|Jul 31, 1989||AS||Assignment|
Owner name: HARRIS CORPORATION, A CORP. OF DE, FLORIDA
Free format text: ASSIGNMENT OF ASSIGNORS INTEREST.;ASSIGNORS:HARVEY, IAN E.;MALINOWSKI, CHRISTOPHER W.;REEL/FRAME:005105/0853;SIGNING DATES FROM 19890622 TO 19890720
|May 3, 1994||FPAY||Fee payment|
Year of fee payment: 4
|May 5, 1998||FPAY||Fee payment|
Year of fee payment: 8
|Sep 27, 1999||AS||Assignment|
Owner name: INTERSIL CORPORATION, FLORIDA

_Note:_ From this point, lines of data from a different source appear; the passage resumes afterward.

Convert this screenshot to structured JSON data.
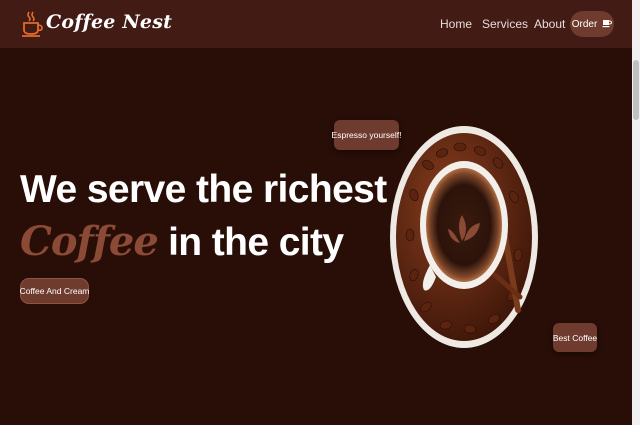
{
  "brand": {
    "name": "Coffee Nest",
    "logo_icon": "coffee-cup-icon"
  },
  "nav": {
    "links": [
      "Home",
      "Services",
      "About"
    ],
    "order_label": "Order",
    "order_icon": "coffee-cup-icon"
  },
  "hero": {
    "line1": "We serve the richest",
    "accent": "Coffee",
    "line2_rest": " in the city",
    "cta_label": "Coffee And Cream"
  },
  "tags": {
    "espresso": "Espresso yourself!",
    "best": "Best Coffee"
  },
  "colors": {
    "background": "#280e07",
    "navbar": "#421b15",
    "accent": "#8a4a36",
    "button": "#6f3b2e"
  }
}
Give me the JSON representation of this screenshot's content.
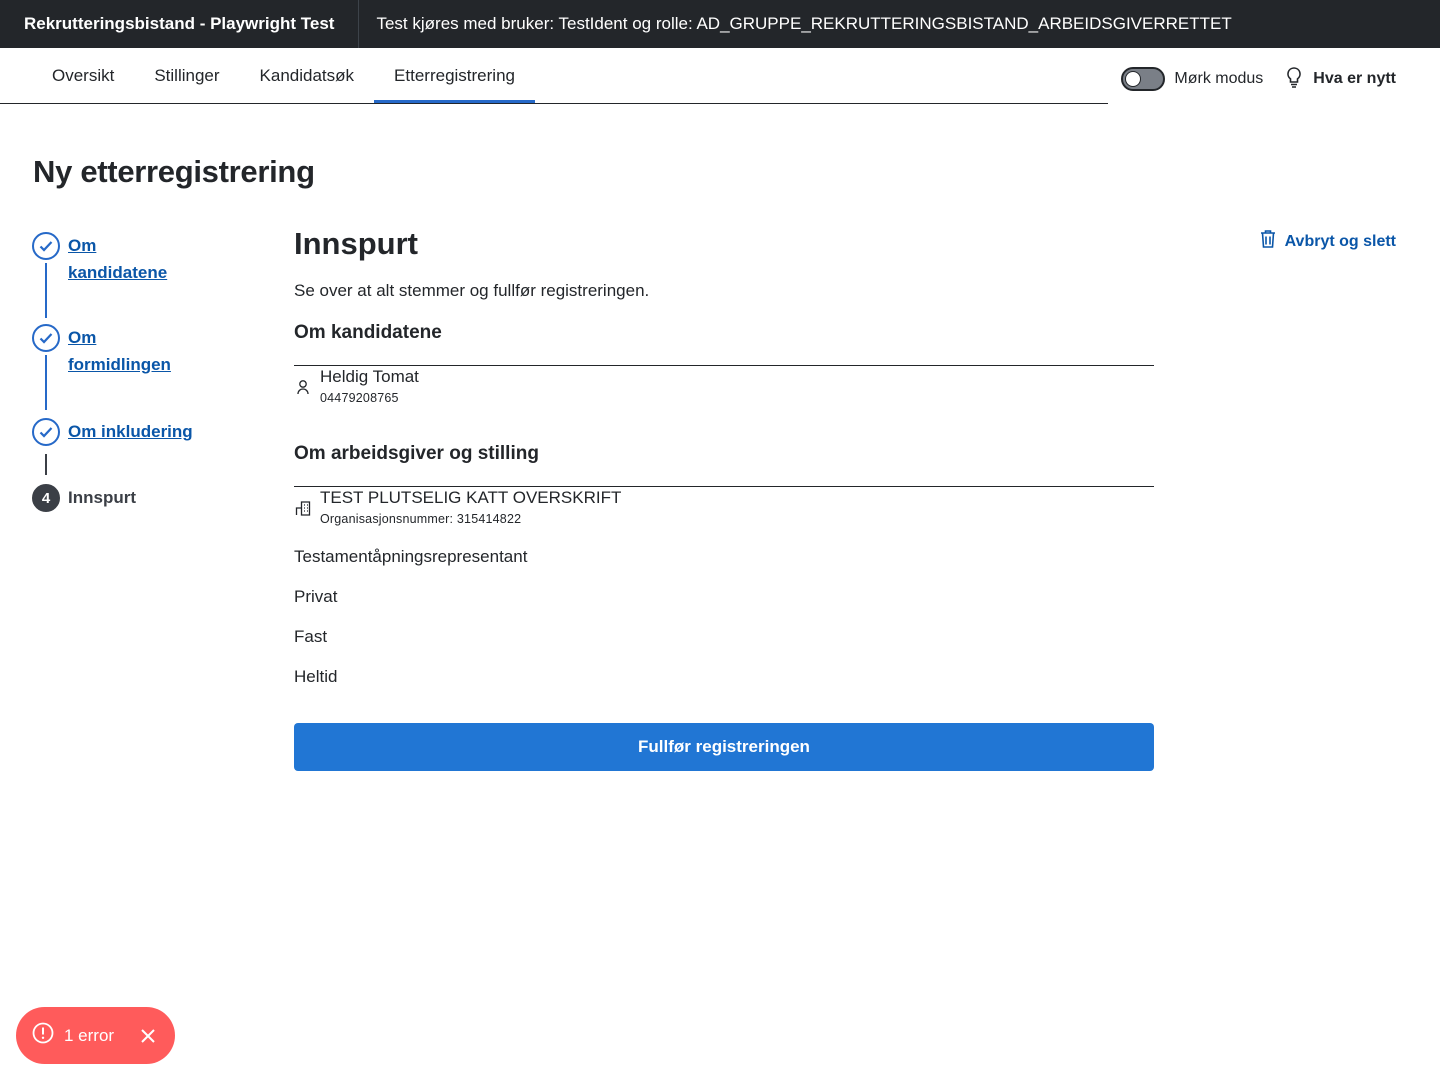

Free format text: ASSIGNMENT OF ASSIGNORS INTEREST;ASSIGNOR:HARRIS CORPORATION;REEL/FRAME:010247/0043
Effective date: 19990813
|Nov 8, 1999||AS||Assignment|
|May 3, 2002||FPAY||Fee payment|
Year of fee payment: 12
|May 21, 2002||REMI||Maintenance fee reminder mailed|